TASK STATEMENT => Nothing more is wanted than an exact repeat of the data below.

RECORDS TO PROCESS =>
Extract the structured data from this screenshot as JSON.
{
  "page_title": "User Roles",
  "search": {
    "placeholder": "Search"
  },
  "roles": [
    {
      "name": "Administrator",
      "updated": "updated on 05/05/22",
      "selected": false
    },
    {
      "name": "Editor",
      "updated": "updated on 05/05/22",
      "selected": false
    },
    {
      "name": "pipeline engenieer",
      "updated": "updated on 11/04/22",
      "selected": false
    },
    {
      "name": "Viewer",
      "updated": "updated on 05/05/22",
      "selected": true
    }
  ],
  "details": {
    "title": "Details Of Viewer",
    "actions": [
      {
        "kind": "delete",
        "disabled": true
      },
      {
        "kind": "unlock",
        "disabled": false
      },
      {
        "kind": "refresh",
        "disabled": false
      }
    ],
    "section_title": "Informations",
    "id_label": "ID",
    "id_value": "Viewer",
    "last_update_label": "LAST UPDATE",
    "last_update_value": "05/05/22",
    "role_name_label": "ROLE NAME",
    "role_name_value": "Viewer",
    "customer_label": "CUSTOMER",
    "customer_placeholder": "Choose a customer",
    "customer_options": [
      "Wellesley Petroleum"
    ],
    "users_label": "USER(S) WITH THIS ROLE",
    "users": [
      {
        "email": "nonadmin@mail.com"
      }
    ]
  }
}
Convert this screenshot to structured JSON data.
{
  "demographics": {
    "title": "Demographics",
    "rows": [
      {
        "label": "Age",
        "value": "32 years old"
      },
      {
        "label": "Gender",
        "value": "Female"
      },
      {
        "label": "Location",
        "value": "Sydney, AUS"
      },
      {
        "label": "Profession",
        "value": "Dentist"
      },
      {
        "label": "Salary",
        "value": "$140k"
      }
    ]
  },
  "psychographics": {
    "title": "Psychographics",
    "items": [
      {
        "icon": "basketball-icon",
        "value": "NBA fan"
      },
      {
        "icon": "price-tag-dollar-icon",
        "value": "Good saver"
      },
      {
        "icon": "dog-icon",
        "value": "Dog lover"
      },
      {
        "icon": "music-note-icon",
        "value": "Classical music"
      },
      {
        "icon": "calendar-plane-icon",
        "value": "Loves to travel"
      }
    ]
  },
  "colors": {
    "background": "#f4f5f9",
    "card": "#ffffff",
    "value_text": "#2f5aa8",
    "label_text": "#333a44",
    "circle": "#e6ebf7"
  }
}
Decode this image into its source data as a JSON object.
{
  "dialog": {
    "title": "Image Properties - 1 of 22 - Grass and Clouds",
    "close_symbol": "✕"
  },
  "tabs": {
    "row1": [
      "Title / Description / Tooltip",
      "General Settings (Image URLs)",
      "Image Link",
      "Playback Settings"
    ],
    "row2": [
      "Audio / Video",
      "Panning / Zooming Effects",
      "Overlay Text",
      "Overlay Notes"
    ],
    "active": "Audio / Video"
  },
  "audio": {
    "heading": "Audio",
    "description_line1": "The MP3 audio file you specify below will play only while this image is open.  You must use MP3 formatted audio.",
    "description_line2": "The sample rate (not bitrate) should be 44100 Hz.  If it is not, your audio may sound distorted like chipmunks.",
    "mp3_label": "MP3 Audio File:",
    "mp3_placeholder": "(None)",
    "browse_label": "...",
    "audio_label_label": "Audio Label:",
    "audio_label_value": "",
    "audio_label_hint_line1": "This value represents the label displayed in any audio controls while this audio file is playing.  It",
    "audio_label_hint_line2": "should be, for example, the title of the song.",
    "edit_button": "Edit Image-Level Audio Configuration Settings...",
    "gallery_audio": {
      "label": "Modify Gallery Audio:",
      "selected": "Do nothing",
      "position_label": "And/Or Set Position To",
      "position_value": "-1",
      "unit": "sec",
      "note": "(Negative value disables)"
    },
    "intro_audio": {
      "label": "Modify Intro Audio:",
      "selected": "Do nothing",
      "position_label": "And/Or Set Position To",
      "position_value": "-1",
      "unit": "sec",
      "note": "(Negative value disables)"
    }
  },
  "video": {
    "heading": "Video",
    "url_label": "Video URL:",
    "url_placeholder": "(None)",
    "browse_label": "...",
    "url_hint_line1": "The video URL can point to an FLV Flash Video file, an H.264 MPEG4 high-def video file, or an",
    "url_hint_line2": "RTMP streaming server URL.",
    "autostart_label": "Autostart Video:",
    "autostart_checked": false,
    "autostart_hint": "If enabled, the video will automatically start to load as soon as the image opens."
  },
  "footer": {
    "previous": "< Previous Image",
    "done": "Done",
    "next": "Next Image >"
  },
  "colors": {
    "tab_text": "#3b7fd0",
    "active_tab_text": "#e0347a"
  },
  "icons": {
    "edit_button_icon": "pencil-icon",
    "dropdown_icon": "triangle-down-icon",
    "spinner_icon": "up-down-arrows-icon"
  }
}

COMPLETED TASK =>
Extract the structured data from this screenshot as JSON.
{
  "page_title": "User Roles",
  "search": {
    "placeholder": "Search"
  },
  "roles": [
    {
      "name": "Administrator",
      "updated": "updated on 05/05/22",
      "selected": false
    },
    {
      "name": "Editor",
      "updated": "updated on 05/05/22",
      "selected": false
    },
    {
      "name": "pipeline engenieer",
      "updated": "updated on 11/04/22",
      "selected": false
    },
    {
      "name": "Viewer",
      "updated": "updated on 05/05/22",
      "selected": true
    }
  ],
  "details": {
    "title": "Details Of Viewer",
    "actions": [
      {
        "kind": "delete",
        "disabled": true
      },
      {
        "kind": "unlock",
        "disabled": false
      },
      {
        "kind": "refresh",
        "disabled": false
      }
    ],
    "section_title": "Informations",
    "id_label": "ID",
    "id_value": "Viewer",
    "last_update_label": "LAST UPDATE",
    "last_update_value": "05/05/22",
    "role_name_label": "ROLE NAME",
    "role_name_value": "Viewer",
    "customer_label": "CUSTOMER",
    "customer_placeholder": "Choose a customer",
    "customer_options": [
      "Wellesley Petroleum"
    ],
    "users_label": "USER(S) WITH THIS ROLE",
    "users": [
      {
        "email": "nonadmin@mail.com"
      }
    ]
  }
}
Convert this screenshot to structured JSON data.
{
  "demographics": {
    "title": "Demographics",
    "rows": [
      {
        "label": "Age",
        "value": "32 years old"
      },
      {
        "label": "Gender",
        "value": "Female"
      },
      {
        "label": "Location",
        "value": "Sydney, AUS"
      },
      {
        "label": "Profession",
        "value": "Dentist"
      },
      {
        "label": "Salary",
        "value": "$140k"
      }
    ]
  },
  "psychographics": {
    "title": "Psychographics",
    "items": [
      {
        "icon": "basketball-icon",
        "value": "NBA fan"
      },
      {
        "icon": "price-tag-dollar-icon",
        "value": "Good saver"
      },
      {
        "icon": "dog-icon",
        "value": "Dog lover"
      },
      {
        "icon": "music-note-icon",
        "value": "Classical music"
      },
      {
        "icon": "calendar-plane-icon",
        "value": "Loves to travel"
      }
    ]
  },
  "colors": {
    "background": "#f4f5f9",
    "card": "#ffffff",
    "value_text": "#2f5aa8",
    "label_text": "#333a44",
    "circle": "#e6ebf7"
  }
}
Decode this image into its source data as a JSON object.
{
  "dialog": {
    "title": "Image Properties - 1 of 22 - Grass and Clouds",
    "close_symbol": "✕"
  },
  "tabs": {
    "row1": [
      "Title / Description / Tooltip",
      "General Settings (Image URLs)",
      "Image Link",
      "Playback Settings"
    ],
    "row2": [
      "Audio / Video",
      "Panning / Zooming Effects",
      "Overlay Text",
      "Overlay Notes"
    ],
    "active": "Audio / Video"
  },
  "audio": {
    "heading": "Audio",
    "description_line1": "The MP3 audio file you specify below will play only while this image is open.  You must use MP3 formatted audio.",
    "description_line2": "The sample rate (not bitrate) should be 44100 Hz.  If it is not, your audio may sound distorted like chipmunks.",
    "mp3_label": "MP3 Audio File:",
    "mp3_placeholder": "(None)",
    "browse_label": "...",
    "audio_label_label": "Audio Label:",
    "audio_label_value": "",
    "audio_label_hint_line1": "This value represents the label displayed in any audio controls while this audio file is playing.  It",
    "audio_label_hint_line2": "should be, for example, the title of the song.",
    "edit_button": "Edit Image-Level Audio Configuration Settings...",
    "gallery_audio": {
      "label": "Modify Gallery Audio:",
      "selected": "Do nothing",
      "position_label": "And/Or Set Position To",
      "position_value": "-1",
      "unit": "sec",
      "note": "(Negative value disables)"
    },
    "intro_audio": {
      "label": "Modify Intro Audio:",
      "selected": "Do nothing",
      "position_label": "And/Or Set Position To",
      "position_value": "-1",
      "unit": "sec",
      "note": "(Negative value disables)"
    }
  },
  "video": {
    "heading": "Video",
    "url_label": "Video URL:",
    "url_placeholder": "(None)",
    "browse_label": "...",
    "url_hint_line1": "The video URL can point to an FLV Flash Video file, an H.264 MPEG4 high-def video file, or an",
    "url_hint_line2": "RTMP streaming server URL.",
    "autostart_label": "Autostart Video:",
    "autostart_checked": false,
    "autostart_hint": "If enabled, the video will automatically start to load as soon as the image opens."
  },
  "footer": {
    "previous": "< Previous Image",
    "done": "Done",
    "next": "Next Image >"
  },
  "colors": {
    "tab_text": "#3b7fd0",
    "active_tab_text": "#e0347a"
  },
  "icons": {
    "edit_button_icon": "pencil-icon",
    "dropdown_icon": "triangle-down-icon",
    "spinner_icon": "up-down-arrows-icon"
  }
}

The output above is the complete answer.